Like Jeremiah, the writer of Lamentations, I will never forget that awful time, and I still grieve over my loss. I’m fifty-one now, not fifteen, and I have lived my adult life stopping and starting, trying one coping strategy and then another, walking forward with my head bent and my heart open to God. Yet I still dare to hope because I remember that the faithful love of my Lord never ends. His mercies to me, and even to those who have abused me, never end. These mercies are new every morning. I am still learning how to lean into the gradual turn from setbacks to the unfailing hope of God. This leaning—this turning in lament—is my endurance.
My friend Trillia Newbell writes in her book Sacred Endurance about these morning joys. Trillia writes, “Our joy may not come in the morning. It may take years before we’re able to rejoice in our suffering.” She’s right. While I recall crying out to God that night at fifteen, joy did not come the next morning—or any morning—for years.
As I’ve dealt with a lifetime of recovery and other adversity, I have found that verses like Lamentations 3:23 sometimes mock my sensibilities. But taken as the entire lament of Lamentations 3, and knowing our human pattern of lament—an exhausted turn and then grateful praise—it makes sense. This is endurance. This is what God implants into us when we commit to a life with Him. He gives us Himself so that when we reach the absolute end of ourselves, the only place we can turn is back to Him. Confronted with both the reality of our circumstances and His power, we remember Him. And yet then we still can dare to hope.

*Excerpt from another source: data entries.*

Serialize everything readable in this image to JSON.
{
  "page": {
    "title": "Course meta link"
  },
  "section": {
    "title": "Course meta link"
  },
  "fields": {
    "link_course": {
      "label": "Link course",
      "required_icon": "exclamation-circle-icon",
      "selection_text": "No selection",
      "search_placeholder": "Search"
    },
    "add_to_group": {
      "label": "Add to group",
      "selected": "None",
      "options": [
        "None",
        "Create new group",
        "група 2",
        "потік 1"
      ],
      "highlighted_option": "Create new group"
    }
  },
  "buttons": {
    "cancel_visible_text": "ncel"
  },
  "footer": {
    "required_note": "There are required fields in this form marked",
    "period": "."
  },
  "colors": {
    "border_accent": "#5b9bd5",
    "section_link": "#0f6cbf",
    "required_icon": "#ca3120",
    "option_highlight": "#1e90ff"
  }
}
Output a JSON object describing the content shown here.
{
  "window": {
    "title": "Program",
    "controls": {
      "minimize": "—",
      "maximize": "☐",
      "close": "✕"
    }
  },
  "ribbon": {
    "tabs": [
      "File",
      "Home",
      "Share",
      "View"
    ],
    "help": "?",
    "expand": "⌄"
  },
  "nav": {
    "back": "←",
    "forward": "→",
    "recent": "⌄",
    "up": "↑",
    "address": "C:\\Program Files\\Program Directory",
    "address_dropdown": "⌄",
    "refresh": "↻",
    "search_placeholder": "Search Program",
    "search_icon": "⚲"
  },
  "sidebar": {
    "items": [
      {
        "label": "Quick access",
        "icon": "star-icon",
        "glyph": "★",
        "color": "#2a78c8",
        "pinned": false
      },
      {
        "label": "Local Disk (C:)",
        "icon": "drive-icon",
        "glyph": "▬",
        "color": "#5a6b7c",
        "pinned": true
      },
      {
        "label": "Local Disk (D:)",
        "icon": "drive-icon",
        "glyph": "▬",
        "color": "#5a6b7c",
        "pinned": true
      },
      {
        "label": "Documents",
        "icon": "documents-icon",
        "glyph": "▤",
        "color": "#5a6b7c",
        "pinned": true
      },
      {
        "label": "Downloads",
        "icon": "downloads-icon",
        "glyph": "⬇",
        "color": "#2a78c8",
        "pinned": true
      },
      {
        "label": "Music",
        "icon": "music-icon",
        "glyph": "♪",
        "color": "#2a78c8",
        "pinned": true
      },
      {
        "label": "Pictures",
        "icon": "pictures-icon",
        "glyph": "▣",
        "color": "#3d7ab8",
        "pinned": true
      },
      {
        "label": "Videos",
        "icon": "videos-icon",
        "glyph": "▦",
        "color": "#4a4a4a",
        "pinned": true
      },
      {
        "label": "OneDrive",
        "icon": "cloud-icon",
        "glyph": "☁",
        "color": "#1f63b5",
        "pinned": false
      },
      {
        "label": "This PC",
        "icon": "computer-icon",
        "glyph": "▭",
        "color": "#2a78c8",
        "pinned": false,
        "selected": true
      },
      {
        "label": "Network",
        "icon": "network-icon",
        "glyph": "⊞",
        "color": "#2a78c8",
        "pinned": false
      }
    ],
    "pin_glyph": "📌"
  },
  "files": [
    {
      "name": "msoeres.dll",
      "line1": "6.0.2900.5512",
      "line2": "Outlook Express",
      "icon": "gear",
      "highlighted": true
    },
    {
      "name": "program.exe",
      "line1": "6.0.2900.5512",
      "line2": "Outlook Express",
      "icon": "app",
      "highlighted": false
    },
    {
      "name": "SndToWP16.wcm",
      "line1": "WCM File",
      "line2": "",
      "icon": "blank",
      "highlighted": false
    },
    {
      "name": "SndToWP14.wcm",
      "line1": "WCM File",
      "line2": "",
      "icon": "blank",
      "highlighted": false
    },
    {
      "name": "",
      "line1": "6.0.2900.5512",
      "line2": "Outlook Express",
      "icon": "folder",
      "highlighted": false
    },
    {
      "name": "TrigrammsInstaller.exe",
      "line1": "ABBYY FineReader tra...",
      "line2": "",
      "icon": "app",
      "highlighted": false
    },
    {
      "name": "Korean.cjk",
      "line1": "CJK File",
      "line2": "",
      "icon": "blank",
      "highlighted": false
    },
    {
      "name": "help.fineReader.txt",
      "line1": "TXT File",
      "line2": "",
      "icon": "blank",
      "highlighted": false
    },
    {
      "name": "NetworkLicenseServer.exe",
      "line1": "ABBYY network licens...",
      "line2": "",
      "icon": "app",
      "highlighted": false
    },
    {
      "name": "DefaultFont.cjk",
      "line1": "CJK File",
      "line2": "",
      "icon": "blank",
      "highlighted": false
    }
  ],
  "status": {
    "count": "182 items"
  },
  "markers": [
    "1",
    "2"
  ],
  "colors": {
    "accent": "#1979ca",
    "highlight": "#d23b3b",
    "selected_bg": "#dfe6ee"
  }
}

An athlete may train to endure an arduous race. But to endure life, with all that we battle and with all our frequent failures? The only way we can absorb the blows, stop and complain, and dare to hope again is through the turning of the spirit of God within us. This is endurance. In our humanity endurance doesn’t last. But in God’s divinity endurance grows in our dawning realization that God can still be trusted.
Don’t mistake endurance for just sticking with it. Each time we stop and turn back to Him, we are sheathed with a new layer of holy endurance. We don’t endure as much as we grow in our ability to endure. Look back at your trials and your human complaints. He was there, listening to your lament and waiting for your return to confidence in Him.
Our endurance doesn’t last. But His does.
Susan Codone, Ph.D., is the Director of the Center for Teaching & Learning and a Professor of Technical Communication at Mercer University, is a member of Ingleside Baptist Church, and has been married for to her husband George for 30 years. They have three young adult children.
Scripture quoted in this post is from the Holy Bible, New Living Translation, copyright © 1996, 2004, 2015 by Tyndale House Foundation. Used by permission of Tyndale House Publishers, Inc., Carol Stream, Illinois 60188. All rights reserved.